Many gearheads buy their cylinder heads fully assembled and don’t have to sweat making sure all of the various parts are set up correctly. But for those that build their own, or that just need to swap to different springs, then it’s critical that they nail the proper installed spring height.
The installed height of a valvespring is the distance from the base of the spring to the bottom of the retainer when the valve is closed. If the distance is too short the spring will be under too much tension, and if the distance is too great the spring will want to “dance” around. Each camshaft you buy will include a cam card that lists a recommended installed height. Following that recommendation will make sure you don’t end up with a spring that is too weak (valve float) or too strong (too much spring pressure that can wipe your cam).
It’s really not rocket science, and you only need the most basics of tools to do the job right. An accurate measuring device like a small mechanic’s ruler or a set of calipers, a valvespring compression tool, and a few hand tools are all that’s required. You’ll also need a selection of shims so that you can adjust the height, if needed. It may seem unnecessary, but this is one of the many critical steps necessary to make sure your engine makes power and stays trouble-free.
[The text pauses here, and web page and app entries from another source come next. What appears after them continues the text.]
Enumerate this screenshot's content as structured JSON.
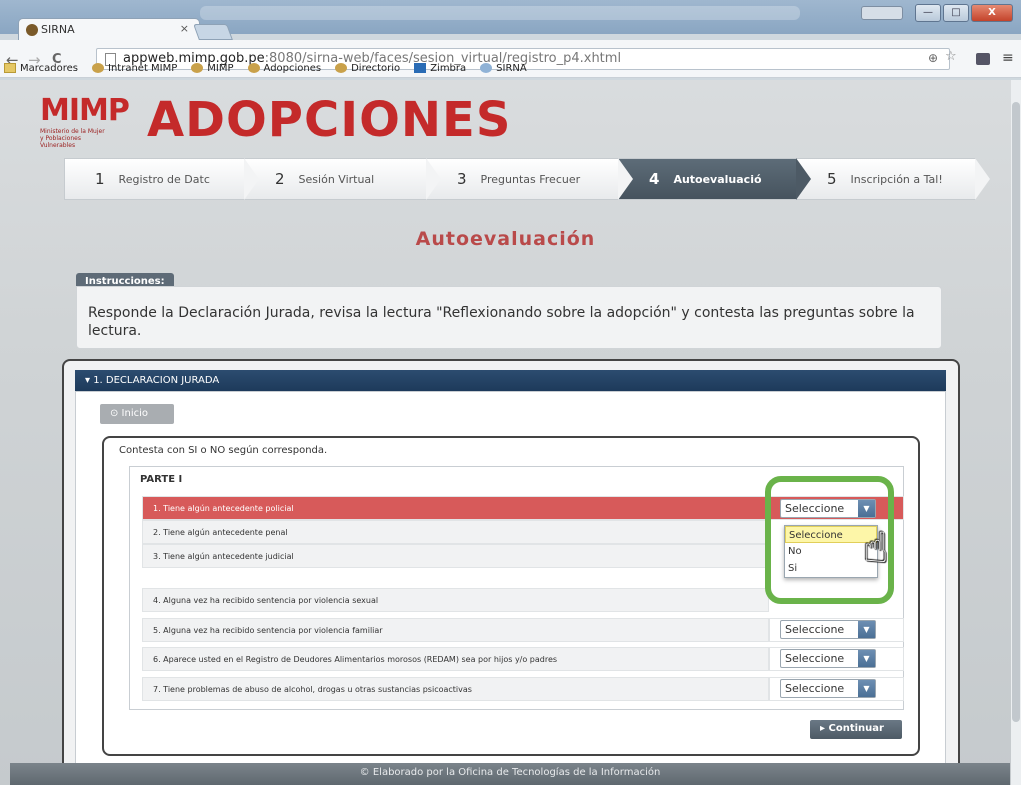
{
  "browser": {
    "tab_title": "SIRNA",
    "tab_close": "×",
    "window_buttons": [
      "—",
      "□",
      "X"
    ],
    "url_host": "appweb.mimp.gob.pe",
    "url_rest": ":8080/sirna-web/faces/sesion_virtual/registro_p4.xhtml",
    "nav_back": "←",
    "nav_forward": "→",
    "nav_reload": "C",
    "zoom_icon": "⊕",
    "star_icon": "☆",
    "menu_icon": "≡",
    "bookmarks": [
      "Marcadores",
      "Intranet MIMP",
      "MIMP",
      "Adopciones",
      "Directorio",
      "Zimbra",
      "SIRNA"
    ]
  },
  "header": {
    "logo": "MIMP",
    "logo_sub": "Ministerio de la Mujer y Poblaciones Vulnerables",
    "title": "ADOPCIONES"
  },
  "steps": [
    {
      "num": "1",
      "label": "Registro de Datc"
    },
    {
      "num": "2",
      "label": "Sesión Virtual"
    },
    {
      "num": "3",
      "label": "Preguntas Frecuer"
    },
    {
      "num": "4",
      "label": "Autoevaluació"
    },
    {
      "num": "5",
      "label": "Inscripción a Tal!"
    }
  ],
  "page_title": "Autoevaluación",
  "instructions": {
    "tag": "Instrucciones:",
    "text": "Responde la Declaración Jurada, revisa la lectura \"Reflexionando sobre la adopción\" y contesta las preguntas sobre la lectura."
  },
  "section": {
    "title": "▾ 1. DECLARACION JURADA",
    "inicio": "⊙ Inicio",
    "hint": "Contesta con SI o NO según corresponda.",
    "part": "PARTE I",
    "questions": [
      "1. Tiene algún antecedente policial",
      "2. Tiene algún antecedente penal",
      "3. Tiene algún antecedente judicial",
      "4. Alguna vez ha recibido sentencia por violencia sexual",
      "5. Alguna vez ha recibido sentencia por violencia familiar",
      "6. Aparece usted en el Registro de Deudores Alimentarios morosos (REDAM) sea por hijos y/o padres",
      "7. Tiene problemas de abuso de alcohol, drogas u otras sustancias psicoactivas"
    ],
    "select_value": "Seleccione",
    "dropdown_options": [
      "Seleccione",
      "No",
      "Si"
    ],
    "continue": "Continuar"
  },
  "footer": "© Elaborado por la Oficina de Tecnologías de la Información"
}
01. Using a spring compressor, we removed the old springs, retainer, and locks. A small magnet made grabbing the locks easier. If your new springs didn’t come packaged with retainers you’ll need to make sure the retainers you’re using fit the new valvesprings. The fit can be snug, but if it’s too tight it can overstress the top of the spring, causing failure. If the fit is too loose, the spring can dance around and cause premature wear.
02. We then carefully removed the valve seals. They make special tools for this that help ensure the seals don’t get damaged, but if you’re careful you can use pliers. Before doing this you might want to check your retainer-to-seal clearance. To do this, measure the distance from the bottom of the valvespring retainer to the top of the valve seal. Then add 0.090 inch to the measurement. The number should still be larger than the maximum valve lift of your camshaft. If not, you’ll need to machine your valveguide to get the needed clearance. After all, you don’t want the retainer crashing into the seal when the valve is fully opened.
03. We then slid the seals off of the valve stems.
04. With the spring locator in place, we installed the retainer (with locks) and measured the distance from the bottom of the retainer to the top of the locator. We then checked this number against what was recommended on the cam card. An installed height of +/- 0.020 inches is acceptable.
05. Different style springs require different locators. More common are the type that index on the center of the springs but there are also “cup” types that index on the outer edge of the springs. Make sure you use the correct type for your springs.
06. If the installed height is outside of the allowed 0.020-inch variance, then action will need to be taken. If the distance is too little, machining of the valvespring seat will be necessary. If the distance is too great, then valvespring shims will need to be added. Shims come in various thicknesses and can be stacked if needed.
07. The shims were then stacked in the spring pocket.
08. The locator was then placed on top of the shims. At this point it’s usually a good idea to reinstall the retainer (with locks) and re-measure the distance before putting the valve seal back on.
09. The new distance came out good, so we went ahead and reinstalled the valve seals.
10. We could then install our new Comp valvesprings using our installation tool.
11. This process was repeated seven more times, and we were done with our cylinder head.